## PROVIDED RECORDS
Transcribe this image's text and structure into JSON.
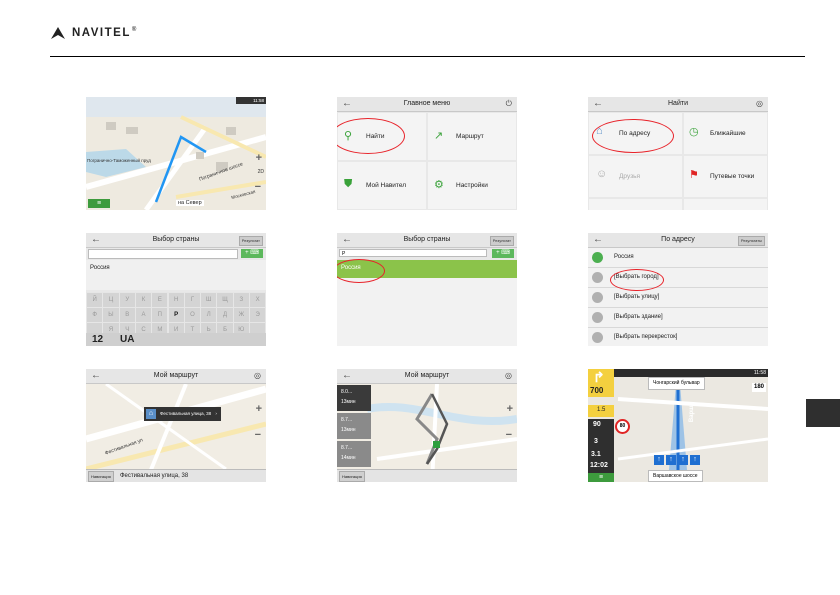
{
  "header": {
    "brand": "NAVITEL",
    "mark": "®"
  },
  "shots": {
    "map1": {
      "time": "11:58",
      "place": "Погранично-Таможенный пруд",
      "road1": "Пограничное шоссе",
      "road2": "Московская",
      "dest": "на Север",
      "sh": "2D"
    },
    "menu": {
      "title": "Главное меню",
      "items": [
        "Найти",
        "Маршрут",
        "Мой Навител",
        "Настройки"
      ]
    },
    "find": {
      "title": "Найти",
      "items": [
        "По адресу",
        "Ближайшие",
        "Друзья",
        "Путевые точки"
      ]
    },
    "country1": {
      "title": "Выбор страны",
      "btn": "Результат",
      "item": "Россия",
      "rows": [
        [
          "Й",
          "Ц",
          "У",
          "К",
          "Е",
          "Н",
          "Г",
          "Ш",
          "Щ",
          "З",
          "Х"
        ],
        [
          "Ф",
          "Ы",
          "В",
          "А",
          "П",
          "Р",
          "О",
          "Л",
          "Д",
          "Ж",
          "Э"
        ],
        [
          "",
          "Я",
          "Ч",
          "С",
          "М",
          "И",
          "Т",
          "Ь",
          "Б",
          "Ю",
          ""
        ]
      ],
      "k12": "12",
      "kua": "UA"
    },
    "country2": {
      "title": "Выбор страны",
      "btn": "Результат",
      "query": "Р",
      "item": "Россия"
    },
    "address": {
      "title": "По адресу",
      "btn": "Результаты",
      "items": [
        "Россия",
        "[Выбрать город]",
        "[Выбрать улицу]",
        "[Выбрать здание]",
        "[Выбрать перекресток]"
      ]
    },
    "route1": {
      "title": "Мой маршрут",
      "callout": "Фестивальная улица, 38",
      "street": "Фестивальная ул",
      "bottom_btn": "Навигация",
      "bottom": "Фестивальная улица, 38"
    },
    "route2": {
      "title": "Мой маршрут",
      "opts": [
        {
          "d": "8.0...",
          "t": "13мин"
        },
        {
          "d": "8.7...",
          "t": "13мин"
        },
        {
          "d": "8.7...",
          "t": "14мин"
        }
      ],
      "bottom_btn": "Навигация"
    },
    "nav": {
      "time": "11:58",
      "street": "Чонгарский бульвар",
      "d1": "700",
      "d2": "1.5",
      "s1": "90",
      "lim": "80",
      "r1": "3",
      "r2": "3.1",
      "eta": "12:02",
      "bat": "180",
      "bottom": "Варшавское шоссе",
      "vert": "Варш"
    }
  }
}
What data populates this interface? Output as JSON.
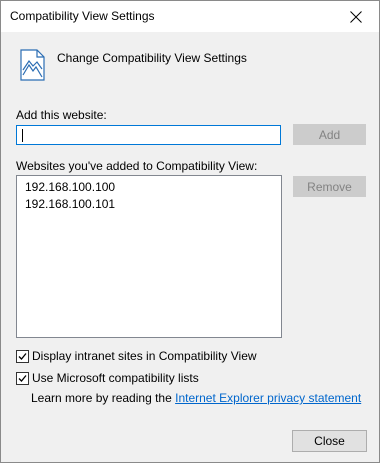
{
  "window": {
    "title": "Compatibility View Settings"
  },
  "header": {
    "text": "Change Compatibility View Settings"
  },
  "add_website": {
    "label": "Add this website:",
    "value": "",
    "add_button": "Add"
  },
  "websites": {
    "label": "Websites you've added to Compatibility View:",
    "items": [
      "192.168.100.100",
      "192.168.100.101"
    ],
    "remove_button": "Remove"
  },
  "options": {
    "display_intranet": {
      "label": "Display intranet sites in Compatibility View",
      "checked": true
    },
    "use_ms_lists": {
      "label": "Use Microsoft compatibility lists",
      "checked": true
    }
  },
  "learn_more": {
    "prefix": "Learn more by reading the",
    "link": "Internet Explorer privacy statement"
  },
  "footer": {
    "close_button": "Close"
  }
}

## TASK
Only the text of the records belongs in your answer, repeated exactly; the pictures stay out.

## OUTPUT OF THE TASK
Transcribe this image's text and structure into JSON.
{
  "header": {
    "brand": "NAVITEL",
    "mark": "®"
  },
  "shots": {
    "map1": {
      "time": "11:58",
      "place": "Погранично-Таможенный пруд",
      "road1": "Пограничное шоссе",
      "road2": "Московская",
      "dest": "на Север",
      "sh": "2D"
    },
    "menu": {
      "title": "Главное меню",
      "items": [
        "Найти",
        "Маршрут",
        "Мой Навител",
        "Настройки"
      ]
    },
    "find": {
      "title": "Найти",
      "items": [
        "По адресу",
        "Ближайшие",
        "Друзья",
        "Путевые точки"
      ]
    },
    "country1": {
      "title": "Выбор страны",
      "btn": "Результат",
      "item": "Россия",
      "rows": [
        [
          "Й",
          "Ц",
          "У",
          "К",
          "Е",
          "Н",
          "Г",
          "Ш",
          "Щ",
          "З",
          "Х"
        ],
        [
          "Ф",
          "Ы",
          "В",
          "А",
          "П",
          "Р",
          "О",
          "Л",
          "Д",
          "Ж",
          "Э"
        ],
        [
          "",
          "Я",
          "Ч",
          "С",
          "М",
          "И",
          "Т",
          "Ь",
          "Б",
          "Ю",
          ""
        ]
      ],
      "k12": "12",
      "kua": "UA"
    },
    "country2": {
      "title": "Выбор страны",
      "btn": "Результат",
      "query": "Р",
      "item": "Россия"
    },
    "address": {
      "title": "По адресу",
      "btn": "Результаты",
      "items": [
        "Россия",
        "[Выбрать город]",
        "[Выбрать улицу]",
        "[Выбрать здание]",
        "[Выбрать перекресток]"
      ]
    },
    "route1": {
      "title": "Мой маршрут",
      "callout": "Фестивальная улица, 38",
      "street": "Фестивальная ул",
      "bottom_btn": "Навигация",
      "bottom": "Фестивальная улица, 38"
    },
    "route2": {
      "title": "Мой маршрут",
      "opts": [
        {
          "d": "8.0...",
          "t": "13мин"
        },
        {
          "d": "8.7...",
          "t": "13мин"
        },
        {
          "d": "8.7...",
          "t": "14мин"
        }
      ],
      "bottom_btn": "Навигация"
    },
    "nav": {
      "time": "11:58",
      "street": "Чонгарский бульвар",
      "d1": "700",
      "d2": "1.5",
      "s1": "90",
      "lim": "80",
      "r1": "3",
      "r2": "3.1",
      "eta": "12:02",
      "bat": "180",
      "bottom": "Варшавское шоссе",
      "vert": "Варш"
    }
  }
}
What data populates this interface? Output as JSON.
{
  "window": {
    "title": "Compatibility View Settings"
  },
  "header": {
    "text": "Change Compatibility View Settings"
  },
  "add_website": {
    "label": "Add this website:",
    "value": "",
    "add_button": "Add"
  },
  "websites": {
    "label": "Websites you've added to Compatibility View:",
    "items": [
      "192.168.100.100",
      "192.168.100.101"
    ],
    "remove_button": "Remove"
  },
  "options": {
    "display_intranet": {
      "label": "Display intranet sites in Compatibility View",
      "checked": true
    },
    "use_ms_lists": {
      "label": "Use Microsoft compatibility lists",
      "checked": true
    }
  },
  "learn_more": {
    "prefix": "Learn more by reading the",
    "link": "Internet Explorer privacy statement"
  },
  "footer": {
    "close_button": "Close"
  }
}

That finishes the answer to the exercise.